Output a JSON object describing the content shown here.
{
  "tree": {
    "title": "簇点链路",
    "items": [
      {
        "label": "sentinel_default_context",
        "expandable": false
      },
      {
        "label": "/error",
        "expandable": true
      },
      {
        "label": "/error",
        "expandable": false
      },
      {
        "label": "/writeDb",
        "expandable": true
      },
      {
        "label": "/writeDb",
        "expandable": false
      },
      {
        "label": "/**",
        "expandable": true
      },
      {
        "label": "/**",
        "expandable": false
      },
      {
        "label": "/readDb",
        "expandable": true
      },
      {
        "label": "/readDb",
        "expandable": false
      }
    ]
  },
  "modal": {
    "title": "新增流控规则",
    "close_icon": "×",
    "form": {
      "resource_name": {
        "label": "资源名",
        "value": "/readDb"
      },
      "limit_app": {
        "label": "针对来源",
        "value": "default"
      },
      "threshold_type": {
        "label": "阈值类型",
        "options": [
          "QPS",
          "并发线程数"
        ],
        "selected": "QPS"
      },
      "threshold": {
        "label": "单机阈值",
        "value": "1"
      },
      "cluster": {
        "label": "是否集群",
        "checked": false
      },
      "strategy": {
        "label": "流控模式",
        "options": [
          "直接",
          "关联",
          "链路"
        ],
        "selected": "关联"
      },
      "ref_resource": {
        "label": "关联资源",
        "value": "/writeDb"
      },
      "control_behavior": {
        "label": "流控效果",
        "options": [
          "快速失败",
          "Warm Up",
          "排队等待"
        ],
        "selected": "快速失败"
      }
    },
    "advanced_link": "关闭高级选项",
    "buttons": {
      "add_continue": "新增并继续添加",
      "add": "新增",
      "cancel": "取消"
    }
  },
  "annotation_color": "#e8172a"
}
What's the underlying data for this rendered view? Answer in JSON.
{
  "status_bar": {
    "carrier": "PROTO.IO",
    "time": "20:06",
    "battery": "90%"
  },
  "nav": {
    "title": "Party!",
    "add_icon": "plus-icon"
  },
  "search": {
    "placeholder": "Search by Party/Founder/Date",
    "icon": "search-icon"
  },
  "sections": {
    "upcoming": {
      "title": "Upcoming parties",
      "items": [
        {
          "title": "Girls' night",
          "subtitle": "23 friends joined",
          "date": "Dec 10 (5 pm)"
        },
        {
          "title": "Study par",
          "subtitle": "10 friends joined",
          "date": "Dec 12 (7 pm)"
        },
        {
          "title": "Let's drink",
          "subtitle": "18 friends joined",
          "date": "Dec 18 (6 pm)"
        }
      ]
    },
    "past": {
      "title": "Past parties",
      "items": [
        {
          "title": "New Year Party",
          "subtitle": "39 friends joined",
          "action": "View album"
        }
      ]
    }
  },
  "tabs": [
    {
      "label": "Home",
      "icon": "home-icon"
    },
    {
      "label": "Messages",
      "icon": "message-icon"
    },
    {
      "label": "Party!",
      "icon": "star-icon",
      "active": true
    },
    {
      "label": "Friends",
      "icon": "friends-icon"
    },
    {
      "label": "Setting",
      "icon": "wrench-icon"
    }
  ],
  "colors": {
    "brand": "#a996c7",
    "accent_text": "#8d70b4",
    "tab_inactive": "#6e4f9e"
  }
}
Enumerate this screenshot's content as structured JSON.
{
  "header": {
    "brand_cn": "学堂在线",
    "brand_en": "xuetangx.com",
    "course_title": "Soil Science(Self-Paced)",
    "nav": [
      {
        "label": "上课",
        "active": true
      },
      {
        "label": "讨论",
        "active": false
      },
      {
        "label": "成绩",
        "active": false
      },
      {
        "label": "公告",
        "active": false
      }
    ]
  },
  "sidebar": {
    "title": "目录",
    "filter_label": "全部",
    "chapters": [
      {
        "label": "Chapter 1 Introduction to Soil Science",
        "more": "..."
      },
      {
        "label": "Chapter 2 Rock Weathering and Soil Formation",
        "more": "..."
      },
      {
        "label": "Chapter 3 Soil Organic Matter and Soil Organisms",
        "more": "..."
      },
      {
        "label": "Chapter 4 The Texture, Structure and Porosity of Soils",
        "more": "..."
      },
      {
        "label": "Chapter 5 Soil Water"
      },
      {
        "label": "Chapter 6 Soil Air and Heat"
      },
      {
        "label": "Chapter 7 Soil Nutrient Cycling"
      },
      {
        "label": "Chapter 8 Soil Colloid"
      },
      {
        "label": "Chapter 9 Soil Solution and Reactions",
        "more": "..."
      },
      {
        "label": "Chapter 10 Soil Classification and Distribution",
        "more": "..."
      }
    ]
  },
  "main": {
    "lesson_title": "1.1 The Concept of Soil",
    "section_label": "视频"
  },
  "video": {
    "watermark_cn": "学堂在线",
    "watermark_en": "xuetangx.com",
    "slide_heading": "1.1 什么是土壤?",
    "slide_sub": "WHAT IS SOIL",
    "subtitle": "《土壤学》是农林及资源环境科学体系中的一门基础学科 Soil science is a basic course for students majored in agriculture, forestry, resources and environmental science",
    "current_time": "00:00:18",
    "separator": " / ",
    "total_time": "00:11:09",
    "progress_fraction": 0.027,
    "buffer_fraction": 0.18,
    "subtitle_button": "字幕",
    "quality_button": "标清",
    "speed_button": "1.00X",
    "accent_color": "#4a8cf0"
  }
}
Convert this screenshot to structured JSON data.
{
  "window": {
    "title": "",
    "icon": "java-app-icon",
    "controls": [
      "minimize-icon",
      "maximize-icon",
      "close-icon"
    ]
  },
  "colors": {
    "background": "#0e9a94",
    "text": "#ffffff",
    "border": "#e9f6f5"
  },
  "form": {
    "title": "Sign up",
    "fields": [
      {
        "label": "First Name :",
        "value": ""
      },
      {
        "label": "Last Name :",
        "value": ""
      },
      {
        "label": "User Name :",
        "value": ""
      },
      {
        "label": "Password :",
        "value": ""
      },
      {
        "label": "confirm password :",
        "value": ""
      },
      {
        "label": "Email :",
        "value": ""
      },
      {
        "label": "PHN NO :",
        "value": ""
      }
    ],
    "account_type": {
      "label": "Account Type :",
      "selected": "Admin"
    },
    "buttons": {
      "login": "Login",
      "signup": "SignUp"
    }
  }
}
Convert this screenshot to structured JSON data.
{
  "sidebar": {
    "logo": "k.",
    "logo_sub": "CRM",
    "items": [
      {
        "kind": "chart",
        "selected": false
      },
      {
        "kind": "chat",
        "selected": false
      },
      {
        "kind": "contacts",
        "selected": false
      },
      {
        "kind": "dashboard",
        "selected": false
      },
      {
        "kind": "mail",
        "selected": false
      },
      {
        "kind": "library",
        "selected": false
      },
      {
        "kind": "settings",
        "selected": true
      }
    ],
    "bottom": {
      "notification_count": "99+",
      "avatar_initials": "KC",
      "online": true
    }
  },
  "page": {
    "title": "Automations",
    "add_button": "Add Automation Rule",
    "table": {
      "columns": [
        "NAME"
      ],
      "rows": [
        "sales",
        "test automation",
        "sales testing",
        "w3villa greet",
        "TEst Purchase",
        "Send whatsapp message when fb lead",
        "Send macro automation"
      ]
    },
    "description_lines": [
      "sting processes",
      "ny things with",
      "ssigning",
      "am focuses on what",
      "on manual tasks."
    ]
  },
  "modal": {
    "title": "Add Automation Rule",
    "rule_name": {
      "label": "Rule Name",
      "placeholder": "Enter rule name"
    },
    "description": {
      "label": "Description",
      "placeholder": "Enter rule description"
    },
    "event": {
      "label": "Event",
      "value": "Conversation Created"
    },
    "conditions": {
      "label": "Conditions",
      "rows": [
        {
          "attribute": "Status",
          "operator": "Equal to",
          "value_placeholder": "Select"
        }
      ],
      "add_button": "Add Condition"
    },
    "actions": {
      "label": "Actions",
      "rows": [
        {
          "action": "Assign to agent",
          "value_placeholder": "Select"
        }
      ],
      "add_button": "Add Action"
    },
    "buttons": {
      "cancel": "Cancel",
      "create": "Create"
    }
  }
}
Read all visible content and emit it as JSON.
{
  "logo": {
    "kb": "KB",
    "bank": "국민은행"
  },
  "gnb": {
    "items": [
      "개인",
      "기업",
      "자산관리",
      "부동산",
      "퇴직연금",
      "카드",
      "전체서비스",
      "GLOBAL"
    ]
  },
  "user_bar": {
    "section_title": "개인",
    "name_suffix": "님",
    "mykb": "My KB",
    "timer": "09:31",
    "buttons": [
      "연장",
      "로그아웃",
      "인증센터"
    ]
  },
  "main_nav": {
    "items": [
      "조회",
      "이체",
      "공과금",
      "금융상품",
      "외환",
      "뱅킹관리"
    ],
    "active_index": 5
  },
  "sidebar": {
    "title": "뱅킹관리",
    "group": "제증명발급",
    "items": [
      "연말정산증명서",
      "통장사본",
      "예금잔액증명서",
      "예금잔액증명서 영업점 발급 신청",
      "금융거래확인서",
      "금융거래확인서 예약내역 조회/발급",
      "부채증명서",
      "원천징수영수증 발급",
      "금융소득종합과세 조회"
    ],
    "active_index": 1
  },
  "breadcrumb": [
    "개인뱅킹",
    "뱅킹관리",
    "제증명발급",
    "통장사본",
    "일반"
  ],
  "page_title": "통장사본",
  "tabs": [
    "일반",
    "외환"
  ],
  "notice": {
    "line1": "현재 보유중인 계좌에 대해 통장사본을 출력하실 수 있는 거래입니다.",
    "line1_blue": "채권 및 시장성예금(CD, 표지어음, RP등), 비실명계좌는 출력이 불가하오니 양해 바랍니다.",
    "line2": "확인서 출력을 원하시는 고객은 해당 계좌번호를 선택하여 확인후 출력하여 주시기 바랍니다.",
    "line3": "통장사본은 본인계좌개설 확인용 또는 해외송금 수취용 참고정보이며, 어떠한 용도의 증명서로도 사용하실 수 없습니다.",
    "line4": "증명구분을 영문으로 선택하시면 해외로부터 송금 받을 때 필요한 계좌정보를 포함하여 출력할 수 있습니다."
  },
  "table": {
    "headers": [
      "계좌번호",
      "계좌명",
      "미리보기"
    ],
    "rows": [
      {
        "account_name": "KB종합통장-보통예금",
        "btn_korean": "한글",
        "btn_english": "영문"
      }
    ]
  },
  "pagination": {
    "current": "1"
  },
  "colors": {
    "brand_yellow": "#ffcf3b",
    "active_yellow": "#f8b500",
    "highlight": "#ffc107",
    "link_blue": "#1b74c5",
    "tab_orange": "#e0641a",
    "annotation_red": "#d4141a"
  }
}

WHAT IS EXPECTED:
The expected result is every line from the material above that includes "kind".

YOUR SOLUTION:
        "kind": "chart",
        "kind": "chat",
        "kind": "contacts",
        "kind": "dashboard",
        "kind": "mail",
        "kind": "library",
        "kind": "settings",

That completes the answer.